─── DATA SUPPLIED ───

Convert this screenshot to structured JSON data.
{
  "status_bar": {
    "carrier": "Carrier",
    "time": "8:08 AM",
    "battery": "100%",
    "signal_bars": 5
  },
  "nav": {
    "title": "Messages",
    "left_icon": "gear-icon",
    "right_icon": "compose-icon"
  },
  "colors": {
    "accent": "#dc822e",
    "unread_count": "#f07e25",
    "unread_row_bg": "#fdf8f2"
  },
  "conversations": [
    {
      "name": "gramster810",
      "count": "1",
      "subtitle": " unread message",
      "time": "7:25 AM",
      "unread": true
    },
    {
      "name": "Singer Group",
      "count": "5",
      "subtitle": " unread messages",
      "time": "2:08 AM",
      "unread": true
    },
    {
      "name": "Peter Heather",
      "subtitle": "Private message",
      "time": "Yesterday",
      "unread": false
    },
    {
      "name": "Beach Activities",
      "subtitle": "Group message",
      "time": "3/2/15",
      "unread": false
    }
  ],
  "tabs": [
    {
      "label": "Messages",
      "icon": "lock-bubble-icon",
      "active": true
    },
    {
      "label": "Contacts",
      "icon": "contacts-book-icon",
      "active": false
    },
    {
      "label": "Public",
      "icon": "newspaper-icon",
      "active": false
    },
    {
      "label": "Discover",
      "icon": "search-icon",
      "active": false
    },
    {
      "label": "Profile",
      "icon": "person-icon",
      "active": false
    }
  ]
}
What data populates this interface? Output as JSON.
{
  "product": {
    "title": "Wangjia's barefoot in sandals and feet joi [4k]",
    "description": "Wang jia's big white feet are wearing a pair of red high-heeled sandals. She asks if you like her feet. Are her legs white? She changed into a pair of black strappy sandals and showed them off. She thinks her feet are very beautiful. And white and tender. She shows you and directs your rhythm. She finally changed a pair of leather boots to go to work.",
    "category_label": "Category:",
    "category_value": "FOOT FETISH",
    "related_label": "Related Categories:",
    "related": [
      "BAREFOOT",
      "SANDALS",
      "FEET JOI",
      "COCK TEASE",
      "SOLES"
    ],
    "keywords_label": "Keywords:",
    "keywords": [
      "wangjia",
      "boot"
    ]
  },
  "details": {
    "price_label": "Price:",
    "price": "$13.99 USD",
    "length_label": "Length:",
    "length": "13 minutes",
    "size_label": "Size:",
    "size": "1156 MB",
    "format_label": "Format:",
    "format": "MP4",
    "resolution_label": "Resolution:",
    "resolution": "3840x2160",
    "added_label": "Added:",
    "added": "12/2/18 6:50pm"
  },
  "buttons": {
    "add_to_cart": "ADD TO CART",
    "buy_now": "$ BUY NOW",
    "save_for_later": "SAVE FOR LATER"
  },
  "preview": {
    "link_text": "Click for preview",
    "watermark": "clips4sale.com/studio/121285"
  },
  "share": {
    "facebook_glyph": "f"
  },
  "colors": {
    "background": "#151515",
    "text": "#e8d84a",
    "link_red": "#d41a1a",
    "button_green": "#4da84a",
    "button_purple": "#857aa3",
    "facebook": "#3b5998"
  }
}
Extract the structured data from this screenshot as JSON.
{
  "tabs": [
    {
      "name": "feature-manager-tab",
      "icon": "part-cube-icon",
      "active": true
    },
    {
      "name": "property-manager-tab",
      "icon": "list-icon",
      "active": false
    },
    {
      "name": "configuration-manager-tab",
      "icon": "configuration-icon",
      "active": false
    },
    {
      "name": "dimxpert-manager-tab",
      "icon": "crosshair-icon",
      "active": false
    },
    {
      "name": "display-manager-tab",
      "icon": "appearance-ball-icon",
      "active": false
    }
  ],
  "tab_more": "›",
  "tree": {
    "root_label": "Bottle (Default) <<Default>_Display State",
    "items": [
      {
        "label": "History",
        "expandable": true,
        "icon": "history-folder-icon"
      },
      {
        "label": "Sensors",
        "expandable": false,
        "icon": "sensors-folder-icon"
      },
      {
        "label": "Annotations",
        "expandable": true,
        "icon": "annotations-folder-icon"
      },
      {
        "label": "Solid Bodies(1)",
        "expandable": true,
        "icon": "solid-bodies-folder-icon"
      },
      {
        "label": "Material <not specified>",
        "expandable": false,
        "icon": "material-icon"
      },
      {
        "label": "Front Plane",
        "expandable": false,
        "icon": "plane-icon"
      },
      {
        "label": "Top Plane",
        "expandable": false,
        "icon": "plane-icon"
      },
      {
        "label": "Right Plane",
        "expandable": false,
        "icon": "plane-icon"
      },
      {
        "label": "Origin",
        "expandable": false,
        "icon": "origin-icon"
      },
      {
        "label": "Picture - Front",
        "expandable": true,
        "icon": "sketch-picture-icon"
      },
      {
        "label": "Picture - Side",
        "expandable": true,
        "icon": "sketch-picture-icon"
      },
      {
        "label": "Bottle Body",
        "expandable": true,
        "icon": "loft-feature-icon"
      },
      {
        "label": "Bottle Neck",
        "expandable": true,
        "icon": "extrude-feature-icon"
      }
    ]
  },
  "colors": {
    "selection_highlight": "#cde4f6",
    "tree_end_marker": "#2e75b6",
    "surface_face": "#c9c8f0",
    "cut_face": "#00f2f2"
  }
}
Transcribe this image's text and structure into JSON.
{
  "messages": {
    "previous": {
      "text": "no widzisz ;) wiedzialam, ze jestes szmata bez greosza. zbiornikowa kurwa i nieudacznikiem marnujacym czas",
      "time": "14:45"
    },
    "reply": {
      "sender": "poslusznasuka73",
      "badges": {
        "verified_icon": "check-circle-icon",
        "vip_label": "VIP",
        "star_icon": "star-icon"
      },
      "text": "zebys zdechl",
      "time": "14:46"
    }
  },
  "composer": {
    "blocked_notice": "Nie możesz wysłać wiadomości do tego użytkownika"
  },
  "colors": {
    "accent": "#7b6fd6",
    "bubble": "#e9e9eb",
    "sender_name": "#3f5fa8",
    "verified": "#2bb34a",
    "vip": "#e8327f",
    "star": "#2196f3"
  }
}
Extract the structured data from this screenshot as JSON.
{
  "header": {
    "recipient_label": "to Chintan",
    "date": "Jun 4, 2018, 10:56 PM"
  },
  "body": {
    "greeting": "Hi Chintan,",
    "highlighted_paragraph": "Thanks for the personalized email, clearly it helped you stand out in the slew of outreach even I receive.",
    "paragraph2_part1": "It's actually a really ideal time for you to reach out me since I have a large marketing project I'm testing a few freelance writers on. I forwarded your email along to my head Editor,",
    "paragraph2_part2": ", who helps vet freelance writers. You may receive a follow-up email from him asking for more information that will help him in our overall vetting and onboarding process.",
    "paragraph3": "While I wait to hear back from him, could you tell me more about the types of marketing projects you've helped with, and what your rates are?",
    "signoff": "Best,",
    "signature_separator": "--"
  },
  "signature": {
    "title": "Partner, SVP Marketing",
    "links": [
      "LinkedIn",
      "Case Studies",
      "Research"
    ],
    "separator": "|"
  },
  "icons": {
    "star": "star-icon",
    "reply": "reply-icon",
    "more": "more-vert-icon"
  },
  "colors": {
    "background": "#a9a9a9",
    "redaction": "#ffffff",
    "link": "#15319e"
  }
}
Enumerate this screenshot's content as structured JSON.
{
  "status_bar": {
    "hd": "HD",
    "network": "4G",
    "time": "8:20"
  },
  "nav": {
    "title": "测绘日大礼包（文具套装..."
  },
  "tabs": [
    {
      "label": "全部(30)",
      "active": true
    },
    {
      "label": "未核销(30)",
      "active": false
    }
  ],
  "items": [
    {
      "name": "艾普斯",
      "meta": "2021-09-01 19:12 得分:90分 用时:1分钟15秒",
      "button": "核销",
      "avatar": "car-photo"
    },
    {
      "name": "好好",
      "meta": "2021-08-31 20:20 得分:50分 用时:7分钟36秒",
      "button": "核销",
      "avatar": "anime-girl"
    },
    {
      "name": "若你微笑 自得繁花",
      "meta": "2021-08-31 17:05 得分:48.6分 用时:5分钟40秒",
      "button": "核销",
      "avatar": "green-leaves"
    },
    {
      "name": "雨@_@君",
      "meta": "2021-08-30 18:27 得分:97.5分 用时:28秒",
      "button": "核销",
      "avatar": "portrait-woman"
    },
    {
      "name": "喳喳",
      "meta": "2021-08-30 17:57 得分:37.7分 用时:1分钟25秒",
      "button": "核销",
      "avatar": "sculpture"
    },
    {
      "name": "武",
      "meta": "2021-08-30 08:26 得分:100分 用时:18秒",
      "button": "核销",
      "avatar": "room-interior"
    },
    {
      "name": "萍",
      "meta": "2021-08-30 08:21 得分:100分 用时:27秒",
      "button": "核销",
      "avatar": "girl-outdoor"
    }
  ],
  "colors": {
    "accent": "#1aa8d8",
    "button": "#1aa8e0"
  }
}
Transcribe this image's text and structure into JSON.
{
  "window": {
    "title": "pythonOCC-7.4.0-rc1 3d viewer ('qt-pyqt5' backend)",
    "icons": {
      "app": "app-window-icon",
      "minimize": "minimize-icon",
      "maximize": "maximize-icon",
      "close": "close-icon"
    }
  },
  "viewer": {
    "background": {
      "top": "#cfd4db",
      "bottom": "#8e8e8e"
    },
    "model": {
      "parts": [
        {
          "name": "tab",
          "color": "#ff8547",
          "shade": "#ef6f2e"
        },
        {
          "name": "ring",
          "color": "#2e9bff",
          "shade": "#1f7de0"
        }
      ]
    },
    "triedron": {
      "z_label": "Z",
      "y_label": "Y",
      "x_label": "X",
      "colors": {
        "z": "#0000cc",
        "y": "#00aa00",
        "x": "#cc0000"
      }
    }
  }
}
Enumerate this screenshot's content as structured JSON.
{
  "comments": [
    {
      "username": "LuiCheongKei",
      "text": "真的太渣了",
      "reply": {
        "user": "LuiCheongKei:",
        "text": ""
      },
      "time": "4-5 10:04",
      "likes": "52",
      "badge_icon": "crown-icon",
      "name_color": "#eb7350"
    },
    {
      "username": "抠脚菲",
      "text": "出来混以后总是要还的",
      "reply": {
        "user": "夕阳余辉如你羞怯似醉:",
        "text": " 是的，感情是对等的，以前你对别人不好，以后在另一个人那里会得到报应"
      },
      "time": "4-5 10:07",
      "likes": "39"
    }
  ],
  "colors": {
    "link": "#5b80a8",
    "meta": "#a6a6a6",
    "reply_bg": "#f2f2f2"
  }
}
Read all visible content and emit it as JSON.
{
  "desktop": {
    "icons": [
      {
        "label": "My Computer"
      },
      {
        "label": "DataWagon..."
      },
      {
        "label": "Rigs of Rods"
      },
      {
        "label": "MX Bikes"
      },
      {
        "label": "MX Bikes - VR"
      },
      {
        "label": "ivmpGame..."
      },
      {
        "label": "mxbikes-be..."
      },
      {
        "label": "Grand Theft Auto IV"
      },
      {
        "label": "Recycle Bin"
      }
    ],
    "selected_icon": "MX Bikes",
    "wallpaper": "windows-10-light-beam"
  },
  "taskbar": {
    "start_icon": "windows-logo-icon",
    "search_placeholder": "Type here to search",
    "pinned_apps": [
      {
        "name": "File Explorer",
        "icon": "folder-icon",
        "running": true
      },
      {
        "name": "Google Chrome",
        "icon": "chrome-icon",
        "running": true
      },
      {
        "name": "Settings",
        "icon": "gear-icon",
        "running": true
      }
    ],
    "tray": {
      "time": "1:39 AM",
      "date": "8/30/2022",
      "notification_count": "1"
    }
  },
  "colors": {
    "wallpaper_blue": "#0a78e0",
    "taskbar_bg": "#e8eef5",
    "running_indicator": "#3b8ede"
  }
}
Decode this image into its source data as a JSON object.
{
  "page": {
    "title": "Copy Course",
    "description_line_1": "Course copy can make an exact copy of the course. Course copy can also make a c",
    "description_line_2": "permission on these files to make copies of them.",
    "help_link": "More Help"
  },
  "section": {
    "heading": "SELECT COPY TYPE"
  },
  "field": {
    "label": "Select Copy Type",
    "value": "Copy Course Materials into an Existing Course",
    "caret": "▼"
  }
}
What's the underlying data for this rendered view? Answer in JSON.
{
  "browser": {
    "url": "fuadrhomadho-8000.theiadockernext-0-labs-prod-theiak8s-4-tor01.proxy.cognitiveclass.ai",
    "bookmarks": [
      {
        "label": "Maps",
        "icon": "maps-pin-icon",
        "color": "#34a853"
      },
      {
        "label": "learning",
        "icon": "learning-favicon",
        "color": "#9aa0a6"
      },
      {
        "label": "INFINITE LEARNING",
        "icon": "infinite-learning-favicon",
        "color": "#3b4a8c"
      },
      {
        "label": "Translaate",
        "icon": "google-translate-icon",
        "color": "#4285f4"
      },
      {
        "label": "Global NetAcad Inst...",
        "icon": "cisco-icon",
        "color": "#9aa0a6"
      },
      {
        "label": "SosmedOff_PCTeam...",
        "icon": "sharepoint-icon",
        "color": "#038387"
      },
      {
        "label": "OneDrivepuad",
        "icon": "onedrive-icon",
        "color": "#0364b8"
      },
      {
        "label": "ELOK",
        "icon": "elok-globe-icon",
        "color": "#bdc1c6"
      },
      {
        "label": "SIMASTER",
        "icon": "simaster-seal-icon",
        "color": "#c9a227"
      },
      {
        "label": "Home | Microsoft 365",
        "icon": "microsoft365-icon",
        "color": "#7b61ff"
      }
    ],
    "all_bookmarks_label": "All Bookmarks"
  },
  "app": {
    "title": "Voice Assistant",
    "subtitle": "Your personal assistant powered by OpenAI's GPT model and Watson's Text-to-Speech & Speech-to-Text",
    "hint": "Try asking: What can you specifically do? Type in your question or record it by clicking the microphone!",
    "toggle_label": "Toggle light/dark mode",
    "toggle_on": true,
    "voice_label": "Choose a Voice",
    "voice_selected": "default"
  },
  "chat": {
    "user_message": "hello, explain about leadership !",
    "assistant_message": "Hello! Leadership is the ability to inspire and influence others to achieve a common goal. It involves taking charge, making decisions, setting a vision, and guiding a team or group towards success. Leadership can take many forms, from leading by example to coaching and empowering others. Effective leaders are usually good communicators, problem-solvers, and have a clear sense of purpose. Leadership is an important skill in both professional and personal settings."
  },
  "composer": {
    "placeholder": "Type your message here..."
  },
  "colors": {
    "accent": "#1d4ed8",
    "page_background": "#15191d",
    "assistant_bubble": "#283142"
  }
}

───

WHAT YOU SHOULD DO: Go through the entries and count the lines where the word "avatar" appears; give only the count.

RESPONSE TO THE EXERCISE: 7